9 A recent survey suggests that “Big History” is taught at 32 institutions by 28 professors (or teams) in 7 countries. See Barry Rodrigue and Dan Stasko, “A Big History Directory,” World History Connected 6, no. 3 (2009). A substantial literature is evolving about this content and pedagogy. See Metanexus Institute.

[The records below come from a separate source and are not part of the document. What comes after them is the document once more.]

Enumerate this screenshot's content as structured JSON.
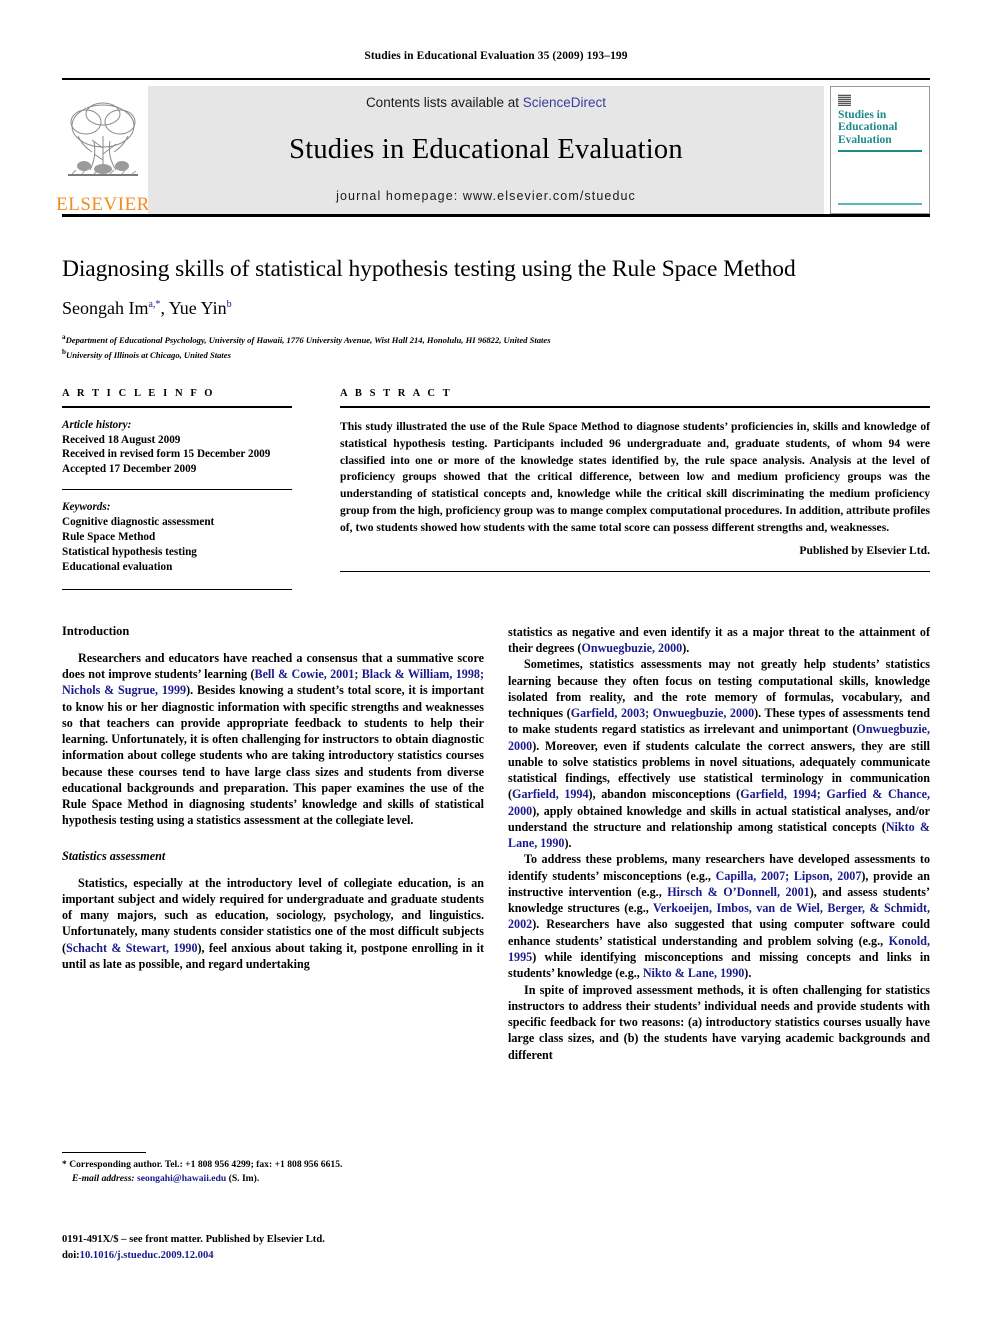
{
  "running_head": "Studies in Educational Evaluation 35 (2009) 193–199",
  "masthead": {
    "contents_prefix": "Contents lists available at ",
    "sciencedirect": "ScienceDirect",
    "journal_title": "Studies in Educational Evaluation",
    "homepage": "journal homepage: www.elsevier.com/stueduc",
    "publisher_wordmark": "ELSEVIER",
    "cover_title": "Studies in Educational Evaluation",
    "colors": {
      "link": "#3b3b9e",
      "cover_teal": "#1d8a8a",
      "elsevier_orange": "#F28C1E",
      "panel_gray": "#e6e6e6"
    }
  },
  "article": {
    "title": "Diagnosing skills of statistical hypothesis testing using the Rule Space Method",
    "authors": [
      {
        "name": "Seongah Im",
        "marker": "a,*"
      },
      {
        "name": "Yue Yin",
        "marker": "b"
      }
    ],
    "affiliations": [
      {
        "marker": "a",
        "text": "Department of Educational Psychology, University of Hawaii, 1776 University Avenue, Wist Hall 214, Honolulu, HI 96822, United States"
      },
      {
        "marker": "b",
        "text": "University of Illinois at Chicago, United States"
      }
    ]
  },
  "info": {
    "heading": "A R T I C L E   I N F O",
    "history_label": "Article history:",
    "history": [
      "Received 18 August 2009",
      "Received in revised form 15 December 2009",
      "Accepted 17 December 2009"
    ],
    "keywords_label": "Keywords:",
    "keywords": [
      "Cognitive diagnostic assessment",
      "Rule Space Method",
      "Statistical hypothesis testing",
      "Educational evaluation"
    ]
  },
  "abstract": {
    "heading": "A B S T R A C T",
    "text": "This study illustrated the use of the Rule Space Method to diagnose students’ proficiencies in, skills and knowledge of statistical hypothesis testing. Participants included 96 undergraduate and, graduate students, of whom 94 were classified into one or more of the knowledge states identified by, the rule space analysis. Analysis at the level of proficiency groups showed that the critical difference, between low and medium proficiency groups was the understanding of statistical concepts and, knowledge while the critical skill discriminating the medium proficiency group from the high, proficiency group was to mange complex computational procedures. In addition, attribute profiles of, two students showed how students with the same total score can possess different strengths and, weaknesses.",
    "published_by": "Published by Elsevier Ltd."
  },
  "body": {
    "left": {
      "heading": "Introduction",
      "p1_a": "Researchers and educators have reached a consensus that a summative score does not improve students’ learning (",
      "p1_ref": "Bell & Cowie, 2001; Black & William, 1998; Nichols & Sugrue, 1999",
      "p1_b": "). Besides knowing a student’s total score, it is important to know his or her diagnostic information with specific strengths and weaknesses so that teachers can provide appropriate feedback to students to help their learning. Unfortunately, it is often challenging for instructors to obtain diagnostic information about college students who are taking introductory statistics courses because these courses tend to have large class sizes and students from diverse educational backgrounds and preparation. This paper examines the use of the Rule Space Method in diagnosing students’ knowledge and skills of statistical hypothesis testing using a statistics assessment at the collegiate level.",
      "subheading": "Statistics assessment",
      "p2_a": "Statistics, especially at the introductory level of collegiate education, is an important subject and widely required for undergraduate and graduate students of many majors, such as education, sociology, psychology, and linguistics. Unfortunately, many students consider statistics one of the most difficult subjects (",
      "p2_ref": "Schacht & Stewart, 1990",
      "p2_b": "), feel anxious about taking it, postpone enrolling in it until as late as possible, and regard undertaking"
    },
    "right": {
      "p1_a": "statistics as negative and even identify it as a major threat to the attainment of their degrees (",
      "p1_ref": "Onwuegbuzie, 2000",
      "p1_b": ").",
      "p2_a": "Sometimes, statistics assessments may not greatly help students’ statistics learning because they often focus on testing computational skills, knowledge isolated from reality, and the rote memory of formulas, vocabulary, and techniques (",
      "p2_ref1": "Garfield, 2003; Onwuegbuzie, 2000",
      "p2_b": "). These types of assessments tend to make students regard statistics as irrelevant and unimportant (",
      "p2_ref2": "Onwuegbuzie, 2000",
      "p2_c": "). Moreover, even if students calculate the correct answers, they are still unable to solve statistics problems in novel situations, adequately communicate statistical findings, effectively use statistical terminology in communication (",
      "p2_ref3": "Garfield, 1994",
      "p2_d": "), abandon misconceptions (",
      "p2_ref4": "Garfield, 1994; Garfied & Chance, 2000",
      "p2_e": "), apply obtained knowledge and skills in actual statistical analyses, and/or understand the structure and relationship among statistical concepts (",
      "p2_ref5": "Nikto & Lane, 1990",
      "p2_f": ").",
      "p3_a": "To address these problems, many researchers have developed assessments to identify students’ misconceptions (e.g., ",
      "p3_ref1": "Capilla, 2007; Lipson, 2007",
      "p3_b": "), provide an instructive intervention (e.g., ",
      "p3_ref2": "Hirsch & O’Donnell, 2001",
      "p3_c": "), and assess students’ knowledge structures (e.g., ",
      "p3_ref3": "Verkoeijen, Imbos, van de Wiel, Berger, & Schmidt, 2002",
      "p3_d": "). Researchers have also suggested that using computer software could enhance students’ statistical understanding and problem solving (e.g., ",
      "p3_ref4": "Konold, 1995",
      "p3_e": ") while identifying misconceptions and missing concepts and links in students’ knowledge (e.g., ",
      "p3_ref5": "Nikto & Lane, 1990",
      "p3_f": ").",
      "p4": "In spite of improved assessment methods, it is often challenging for statistics instructors to address their students’ individual needs and provide students with specific feedback for two reasons: (a) introductory statistics courses usually have large class sizes, and (b) the students have varying academic backgrounds and different"
    }
  },
  "footnote": {
    "marker": "*",
    "corresponding": "Corresponding author. Tel.: +1 808 956 4299; fax: +1 808 956 6615.",
    "email_label": "E-mail address:",
    "email": "seongahi@hawaii.edu",
    "email_suffix": "(S. Im)."
  },
  "footer": {
    "front_matter": "0191-491X/$ – see front matter. Published by Elsevier Ltd.",
    "doi_label": "doi:",
    "doi": "10.1016/j.stueduc.2009.12.004"
  }
}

10 History should really be understood as an extension of the sciences as it seeks first to be factual and evidence based, even though it also involves humanistic disciplines and is inevitably implicated in ideological biases. When human history is approached in the context of Our Common Story, it is less about the rise and fall of civilizations and more about global change processes including the rise of agriculture and the spread of infectious diseases, tool-making and technology, paleoanthropology and cognitive neurosciences, the nature and evolution of human conflict, the nature and evolution of human cooperation, the rise of markets and global capitalism, the growth in human populations and the human impact on the environment. As “history,” Big History is also inevitably implicated in ideological and disciplinary biases. Effective pedagogy welcomes these debates about these interpretations, so long as they are factually based.
11 Bertrand Russell, Mysticism and Logic (London: G. Allen & Unwin, 1917), 47-48.
12 Alfred North Whitehead, The Function of Reason (Princeton: Princeton University P ess, 1929), 12.
13 David Christian addresses this question of interpretation in the introduction of Maps of Time (2004). He writes: “Metanarratives exist, they are powerful, and they are potent. We may be able to domesticate them; but we will never eradicate them. Besides, while grand narratives are powerful, subliminal grand narratives can be even more powerful. Yet a ‘modern creation myth’ already exists just below the surface of modern knowledge. It exists in the dangerous form of poorly articulated and poorly understood fragments of modern knowledge that have undermined traditional accounts of reality without being integrated into a new vision of reality. Only when a modern creation myth has been teased out into a coherent story will it really be possible to take the next step: of criticizing it, deconstructing it, and perhaps improving it. In history as in building, construction must precede deconstruction. We must see the modern creation myth before we can criticize it. And we must articulate it before we can see it.” p. 10.
Christian, David. Maps of Time: An Introduction to Big History. Berkeley: University of California Press, 2004.
Grassie, William J. Metanexus Institute, http://www.metanexus.net.
Gregorian, Vartan. “Colleges Must Reconstruct the Unity of Knowledge.” Chronicle of Higher Education 50, no. 39 (2004): B12.
Montessori, Maria. To Educate the Human Potential. Oxford: ABC-CLIO, 1989.
Rodrigue, Barry, and Dan Stasko. “A Big History Directory.” World History Connected 6, no. 3 (2009).
Russell, Bertrand. Mysticism and Logic. London: G. Allen & Unwin, 1917.
Secretary, Office of the Press. “President Obama Expands “Educate to Innovate” Campaign for Excellence in Science, Technology, Engineering, and Mathematics (Stem) Education.” White House, http://www.whitehouse.gov/the-press-office/president-obama-expands-educate-innovate-campaign-excellence-science-technology-eng.
von Weizsaecker, Carl Friedrich. Die Geschichte Der Natur. Frankfurt: Vandenhoeck & Ruprecht, 1962.
Whitehead, Alfred North. Adventures of Ideas. New York: Free Press,  1967.
———. Process and Reality. New York: Free Press, 1978.
———. Science and the Modern World. New York: Free Press,  1967.
———. The Aims of Education. New York: Free Press,  1957.
———. The Function of Reason. Princeton: Princeton University Press, 1929.